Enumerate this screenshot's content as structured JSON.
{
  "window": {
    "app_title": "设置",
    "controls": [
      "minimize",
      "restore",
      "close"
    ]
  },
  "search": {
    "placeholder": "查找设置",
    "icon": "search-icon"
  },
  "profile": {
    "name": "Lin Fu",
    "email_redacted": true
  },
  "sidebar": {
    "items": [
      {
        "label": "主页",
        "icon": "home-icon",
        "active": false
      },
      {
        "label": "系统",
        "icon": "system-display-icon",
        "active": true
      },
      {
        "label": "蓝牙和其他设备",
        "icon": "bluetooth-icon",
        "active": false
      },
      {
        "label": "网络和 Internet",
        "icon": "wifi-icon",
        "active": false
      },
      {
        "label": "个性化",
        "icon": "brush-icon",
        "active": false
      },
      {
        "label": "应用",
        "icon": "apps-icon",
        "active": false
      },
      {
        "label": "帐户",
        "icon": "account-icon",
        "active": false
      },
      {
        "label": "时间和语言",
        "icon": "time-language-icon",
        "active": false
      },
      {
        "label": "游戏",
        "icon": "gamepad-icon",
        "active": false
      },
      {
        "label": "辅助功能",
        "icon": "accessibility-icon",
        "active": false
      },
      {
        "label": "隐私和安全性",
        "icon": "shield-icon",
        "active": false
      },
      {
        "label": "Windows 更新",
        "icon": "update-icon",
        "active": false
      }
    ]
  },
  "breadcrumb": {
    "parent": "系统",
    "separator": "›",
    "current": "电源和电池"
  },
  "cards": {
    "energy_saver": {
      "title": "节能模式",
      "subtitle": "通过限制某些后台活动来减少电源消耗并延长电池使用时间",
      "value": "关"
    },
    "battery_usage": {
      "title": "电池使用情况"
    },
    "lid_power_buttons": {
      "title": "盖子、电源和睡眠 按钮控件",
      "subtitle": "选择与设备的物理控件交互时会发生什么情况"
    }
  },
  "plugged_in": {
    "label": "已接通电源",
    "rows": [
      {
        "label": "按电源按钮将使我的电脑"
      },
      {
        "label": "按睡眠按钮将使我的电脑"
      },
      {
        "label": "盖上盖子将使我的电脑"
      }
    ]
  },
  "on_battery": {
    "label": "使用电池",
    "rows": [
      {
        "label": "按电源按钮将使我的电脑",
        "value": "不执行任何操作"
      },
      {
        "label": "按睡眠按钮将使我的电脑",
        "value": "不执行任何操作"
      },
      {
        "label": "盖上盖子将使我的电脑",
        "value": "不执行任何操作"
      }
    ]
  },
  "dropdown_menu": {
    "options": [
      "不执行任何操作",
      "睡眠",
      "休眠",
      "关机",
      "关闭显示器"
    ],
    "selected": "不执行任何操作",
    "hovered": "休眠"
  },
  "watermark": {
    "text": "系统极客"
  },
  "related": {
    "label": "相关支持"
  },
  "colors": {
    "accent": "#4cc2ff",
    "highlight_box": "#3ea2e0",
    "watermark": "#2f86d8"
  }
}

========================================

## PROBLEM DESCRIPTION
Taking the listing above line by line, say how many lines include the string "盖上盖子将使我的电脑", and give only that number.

## WRITTEN REPLY
2